- EAs are well positioned to negotiate with external stakeholders and blockers. For example, as covered later, auditors often end-up liking the new, small batch and platform-driven approach to software because it affords more control and consistency. Someone has to work with the auditors to demonstrate this and be prepared to attend endless meetings that product team members are ill-suited and ill-tempered for.
What I’ve found is that EAs do what they’ve always done. But, as with other roles, EAs are now equipped with better process and technology to do their jobs. They don’t have to be forever struggling eyes in the sky and can actually get to the job of architecting, refactoring, and programming the enterprise architecture. Done well, this architecture becomes a key asset for the organization, often the key asset of IT.
Though he poses it in terms of the CIO’s responsibility, Mark Schwartz describes the goals of enterprise architects well:
The CIO is the enterprise architect and arbitrates the quality of the IT systems in the sense that they promote agility in the future. The systems could be filled with technical debt but, at any given moment, the sum of all the IT systems is an asset and has value in what it enables the company to do in the future. The value is not just in the architecture but also in the people and the processes. It’s an intangible asset that determines the company’s future revenues and costs and the CIO is responsible for ensuring the performance of that asset in the future.
Hopefully the idea of architecting and then actually creating and gardening that enterprise asset is attractive to EAs. In most cases, it is. Like all technical people, they pine for the days when they actually wrote software. Now’s their chance to get back to it.
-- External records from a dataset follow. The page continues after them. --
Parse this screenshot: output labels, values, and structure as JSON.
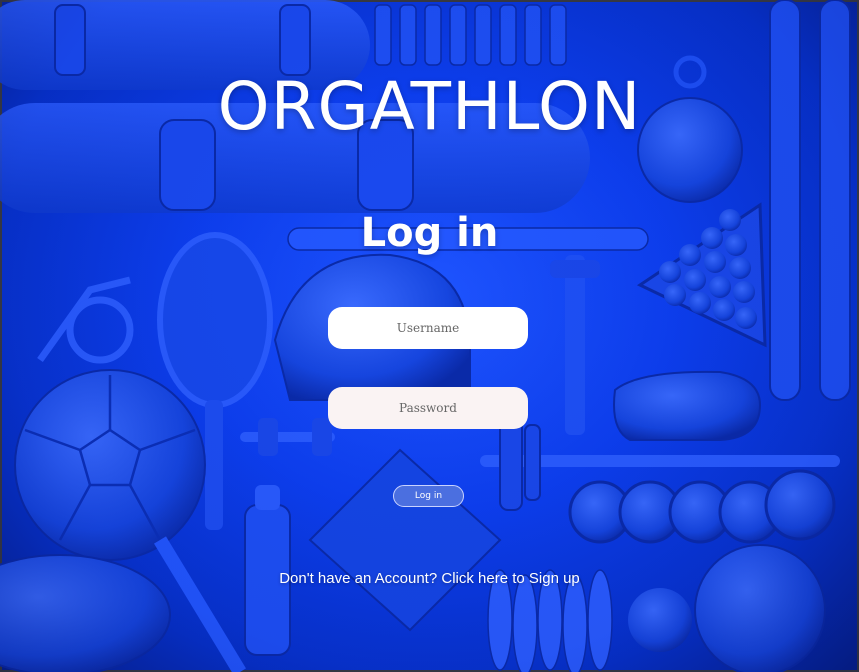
{
  "app": {
    "title": "ORGATHLON",
    "heading": "Log in"
  },
  "form": {
    "username_placeholder": "Username",
    "password_placeholder": "Password",
    "login_button": "Log in",
    "signup_link": "Don't have an Account? Click here to Sign up"
  },
  "theme": {
    "background": "#0d3ff0",
    "button": "#4b6fe0",
    "text": "#ffffff"
  }
}
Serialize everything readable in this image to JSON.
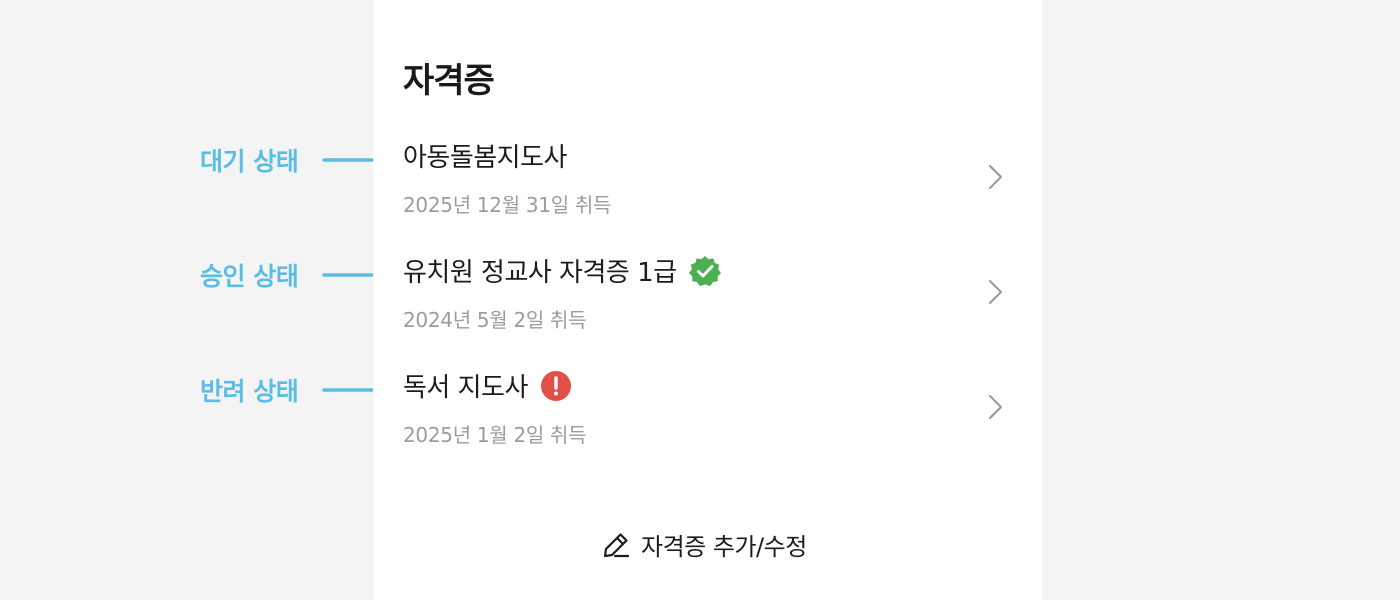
{
  "section": {
    "title": "자격증"
  },
  "certificates": [
    {
      "name": "아동돌봄지도사",
      "date": "2025년 12월 31일 취득",
      "status": "pending"
    },
    {
      "name": "유치원 정교사 자격증 1급",
      "date": "2024년 5월 2일 취득",
      "status": "approved"
    },
    {
      "name": "독서 지도사",
      "date": "2025년 1월 2일 취득",
      "status": "rejected"
    }
  ],
  "actions": {
    "edit_label": "자격증 추가/수정"
  },
  "annotations": [
    {
      "label": "대기 상태"
    },
    {
      "label": "승인 상태"
    },
    {
      "label": "반려 상태"
    }
  ],
  "colors": {
    "annotation": "#5bbde4",
    "approved": "#4caf50",
    "rejected": "#e05046",
    "chevron": "#999999"
  },
  "icons": {
    "approved": "verified-check-icon",
    "rejected": "exclamation-icon",
    "chevron": "chevron-right-icon",
    "edit": "pencil-icon",
    "arrow": "arrow-right-icon"
  }
}
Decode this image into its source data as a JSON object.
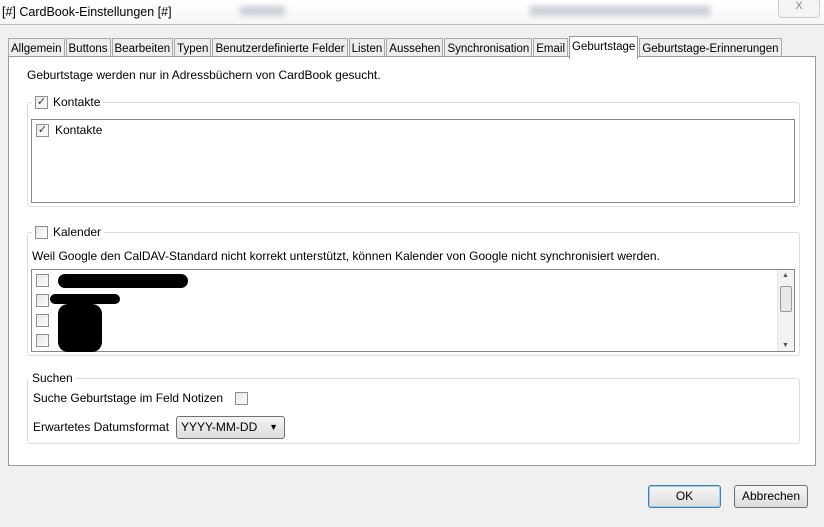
{
  "window": {
    "title": "[#] CardBook-Einstellungen [#]",
    "close_label": "X"
  },
  "tabs": [
    "Allgemein",
    "Buttons",
    "Bearbeiten",
    "Typen",
    "Benutzerdefinierte Felder",
    "Listen",
    "Aussehen",
    "Synchronisation",
    "Email",
    "Geburtstage",
    "Geburtstage-Erinnerungen"
  ],
  "active_tab": "Geburtstage",
  "info": "Geburtstage werden nur in Adressbüchern von CardBook gesucht.",
  "contacts": {
    "label": "Kontakte",
    "checked": true,
    "items": [
      {
        "label": "Kontakte",
        "checked": true
      }
    ]
  },
  "calendars": {
    "label": "Kalender",
    "checked": false,
    "warning": "Weil Google den CalDAV-Standard nicht korrekt unterstützt, können Kalender von Google nicht synchronisiert werden."
  },
  "search": {
    "title": "Suchen",
    "notes_label": "Suche Geburtstage im Feld Notizen",
    "format_label": "Erwartetes Datumsformat",
    "format_value": "YYYY-MM-DD"
  },
  "buttons": {
    "ok": "OK",
    "cancel": "Abbrechen"
  }
}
Check out the video version of this:
This post is an early draft of a chapter in my book, Monolithic Transformation.